WHAT TO WORK ON >>
The goal is an unaltered copy of the records below, minus any images.
--- EXERCISE INPUT ---
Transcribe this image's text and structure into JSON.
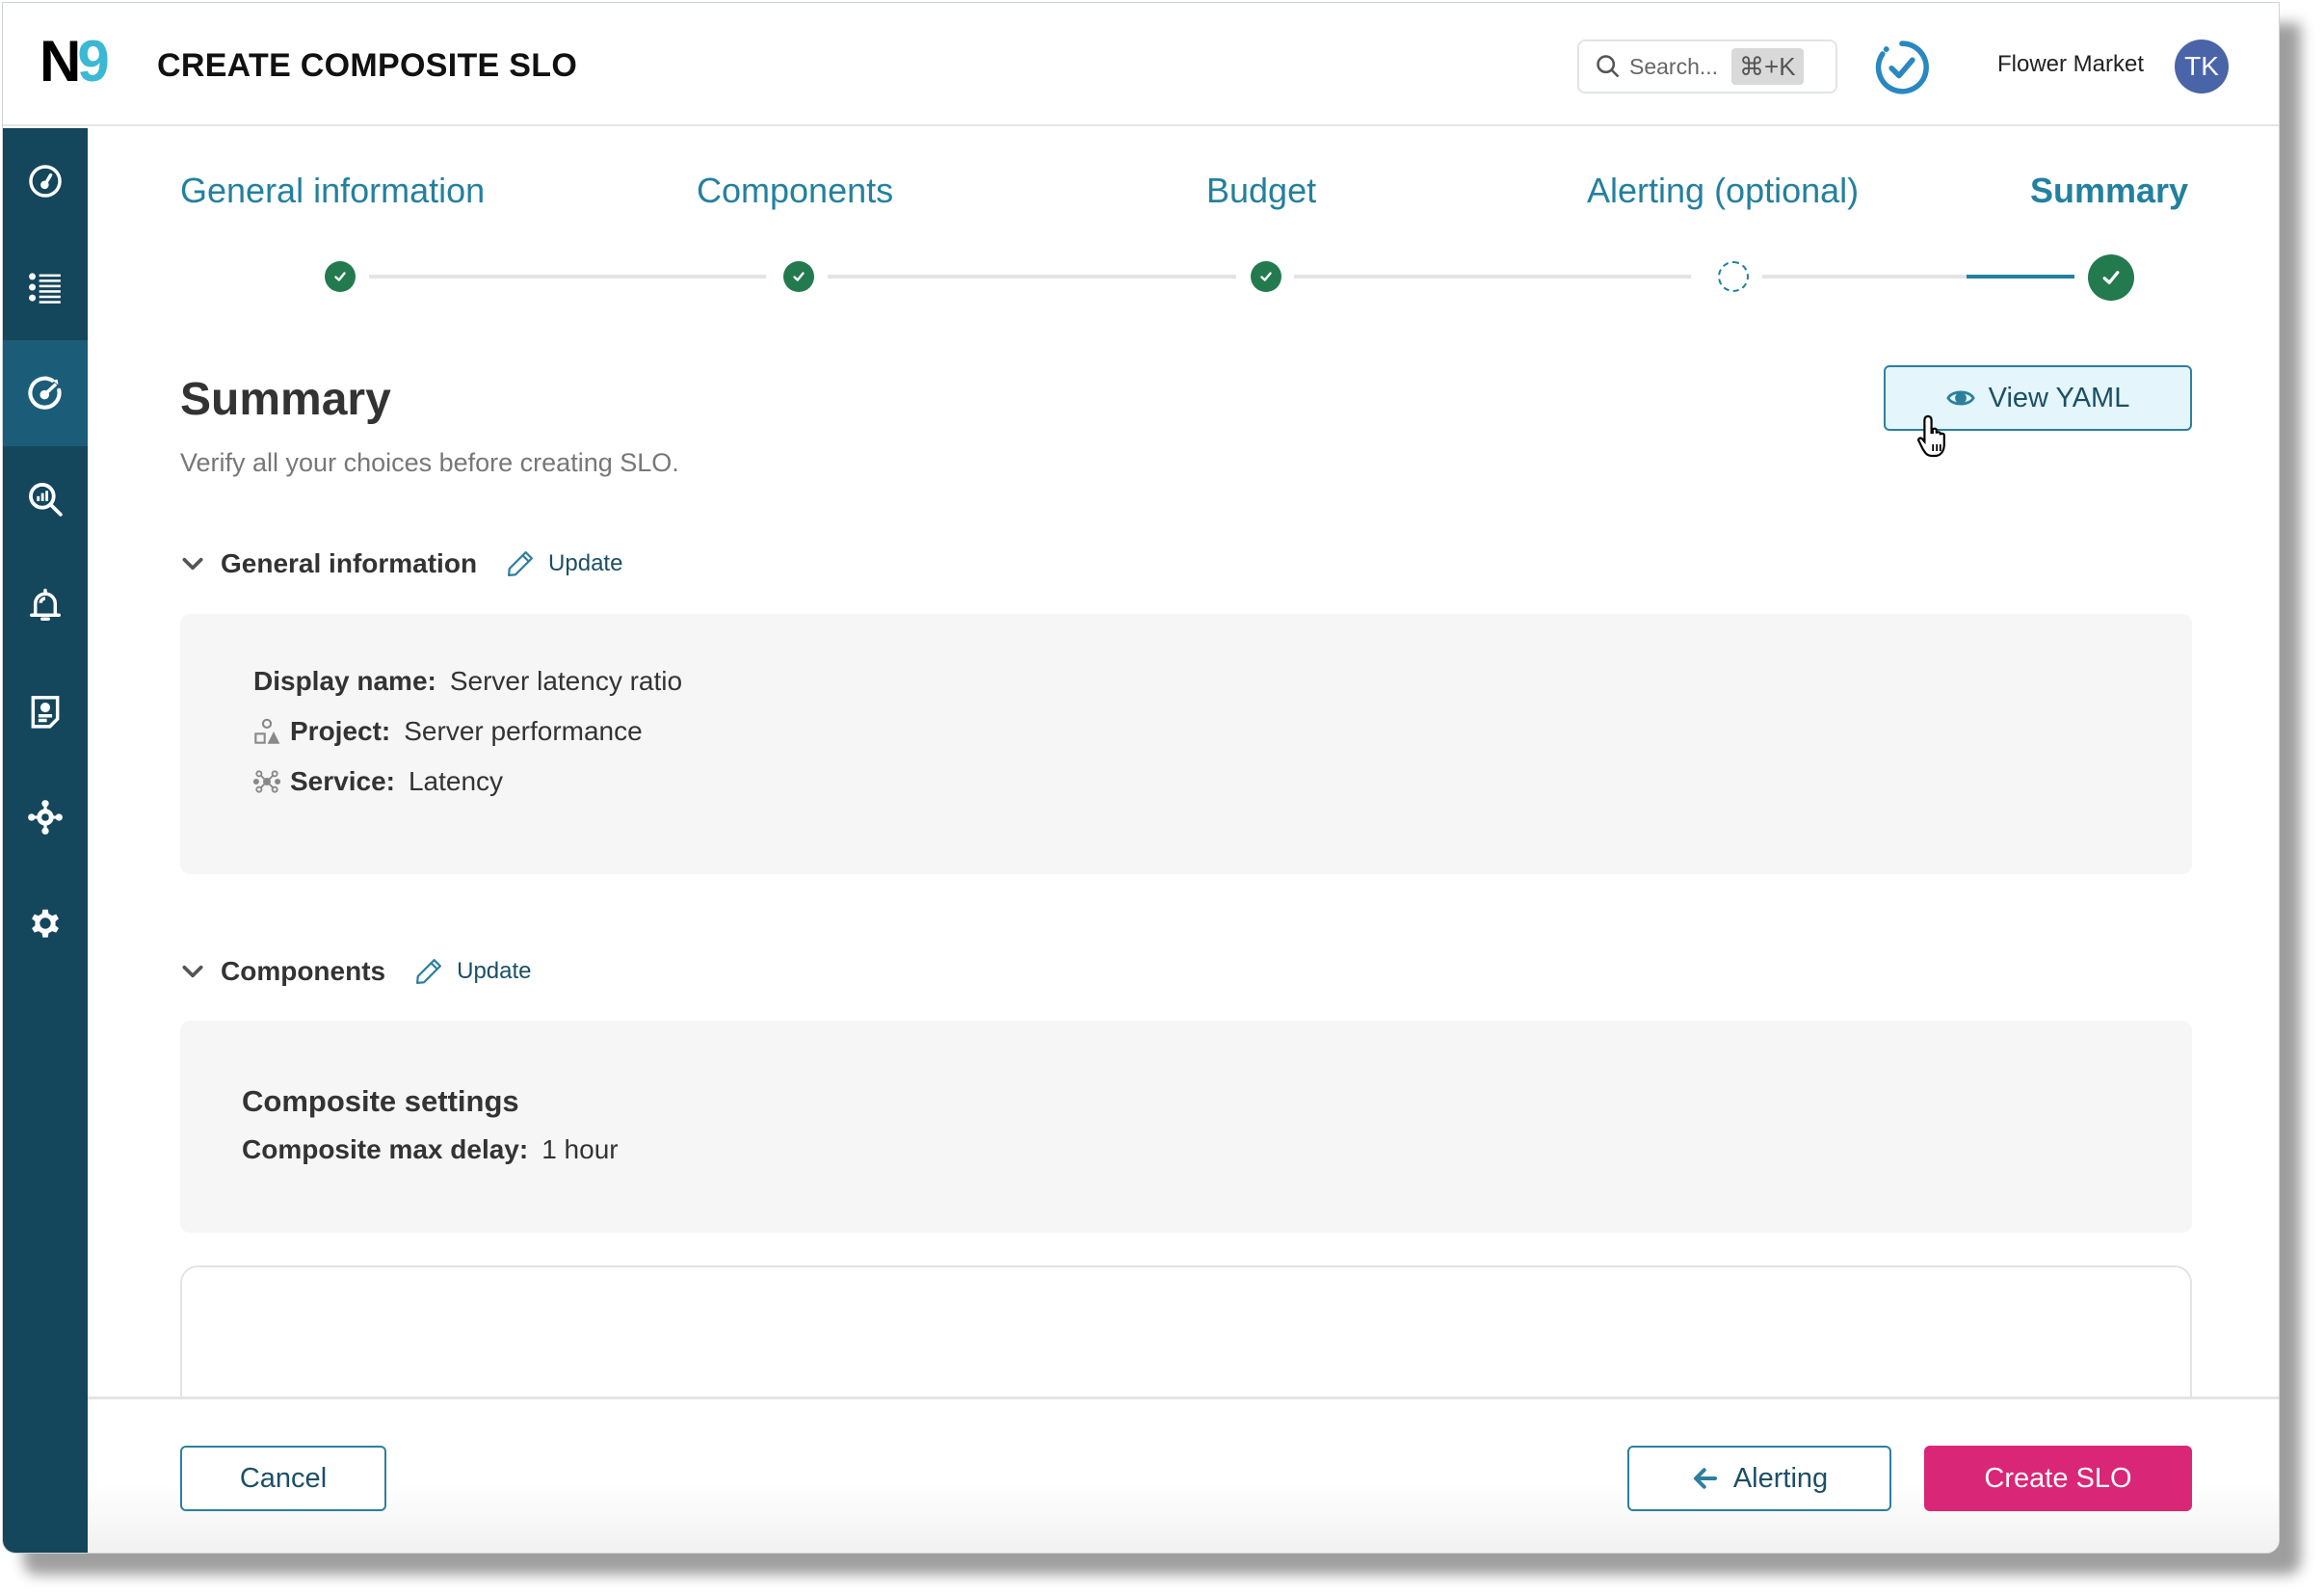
{
  "header": {
    "logo_left": "N",
    "logo_right": "9",
    "title": "CREATE COMPOSITE SLO",
    "search_placeholder": "Search...",
    "search_shortcut": "⌘+K",
    "org_name": "Flower Market",
    "avatar_initials": "TK"
  },
  "sidebar": {
    "items": [
      {
        "icon": "dashboard-gauge-icon",
        "active": false
      },
      {
        "icon": "list-icon",
        "active": false
      },
      {
        "icon": "slo-target-icon",
        "active": true
      },
      {
        "icon": "analytics-search-icon",
        "active": false
      },
      {
        "icon": "alert-bell-icon",
        "active": false
      },
      {
        "icon": "report-icon",
        "active": false
      },
      {
        "icon": "integrations-icon",
        "active": false
      },
      {
        "icon": "settings-gear-icon",
        "active": false
      }
    ]
  },
  "stepper": {
    "steps": [
      {
        "label": "General information",
        "status": "complete"
      },
      {
        "label": "Components",
        "status": "complete"
      },
      {
        "label": "Budget",
        "status": "complete"
      },
      {
        "label": "Alerting (optional)",
        "status": "skipped"
      },
      {
        "label": "Summary",
        "status": "current"
      }
    ]
  },
  "summary": {
    "title": "Summary",
    "subtitle": "Verify all your choices before creating SLO.",
    "view_yaml_label": "View YAML"
  },
  "general_information": {
    "section_title": "General information",
    "update_label": "Update",
    "fields": [
      {
        "key": "Display name:",
        "value": "Server latency ratio",
        "icon": null
      },
      {
        "key": "Project:",
        "value": "Server performance",
        "icon": "project-icon"
      },
      {
        "key": "Service:",
        "value": "Latency",
        "icon": "service-icon"
      }
    ]
  },
  "components": {
    "section_title": "Components",
    "update_label": "Update",
    "panel_heading": "Composite settings",
    "fields": [
      {
        "key": "Composite max delay:",
        "value": "1 hour"
      }
    ]
  },
  "footer": {
    "cancel_label": "Cancel",
    "back_label": "Alerting",
    "create_label": "Create SLO"
  },
  "colors": {
    "brand_dark": "#14465c",
    "sidebar_active": "#1b5d79",
    "accent_teal": "#23809f",
    "success_green": "#237a4e",
    "primary_pink": "#da2676",
    "avatar_bg": "#4a64a8"
  }
}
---
RESPONSE >>
Transcribe this image's text and structure into JSON.
{
  "header": {
    "logo_left": "N",
    "logo_right": "9",
    "title": "CREATE COMPOSITE SLO",
    "search_placeholder": "Search...",
    "search_shortcut": "⌘+K",
    "org_name": "Flower Market",
    "avatar_initials": "TK"
  },
  "sidebar": {
    "items": [
      {
        "icon": "dashboard-gauge-icon",
        "active": false
      },
      {
        "icon": "list-icon",
        "active": false
      },
      {
        "icon": "slo-target-icon",
        "active": true
      },
      {
        "icon": "analytics-search-icon",
        "active": false
      },
      {
        "icon": "alert-bell-icon",
        "active": false
      },
      {
        "icon": "report-icon",
        "active": false
      },
      {
        "icon": "integrations-icon",
        "active": false
      },
      {
        "icon": "settings-gear-icon",
        "active": false
      }
    ]
  },
  "stepper": {
    "steps": [
      {
        "label": "General information",
        "status": "complete"
      },
      {
        "label": "Components",
        "status": "complete"
      },
      {
        "label": "Budget",
        "status": "complete"
      },
      {
        "label": "Alerting (optional)",
        "status": "skipped"
      },
      {
        "label": "Summary",
        "status": "current"
      }
    ]
  },
  "summary": {
    "title": "Summary",
    "subtitle": "Verify all your choices before creating SLO.",
    "view_yaml_label": "View YAML"
  },
  "general_information": {
    "section_title": "General information",
    "update_label": "Update",
    "fields": [
      {
        "key": "Display name:",
        "value": "Server latency ratio",
        "icon": null
      },
      {
        "key": "Project:",
        "value": "Server performance",
        "icon": "project-icon"
      },
      {
        "key": "Service:",
        "value": "Latency",
        "icon": "service-icon"
      }
    ]
  },
  "components": {
    "section_title": "Components",
    "update_label": "Update",
    "panel_heading": "Composite settings",
    "fields": [
      {
        "key": "Composite max delay:",
        "value": "1 hour"
      }
    ]
  },
  "footer": {
    "cancel_label": "Cancel",
    "back_label": "Alerting",
    "create_label": "Create SLO"
  },
  "colors": {
    "brand_dark": "#14465c",
    "sidebar_active": "#1b5d79",
    "accent_teal": "#23809f",
    "success_green": "#237a4e",
    "primary_pink": "#da2676",
    "avatar_bg": "#4a64a8"
  }
}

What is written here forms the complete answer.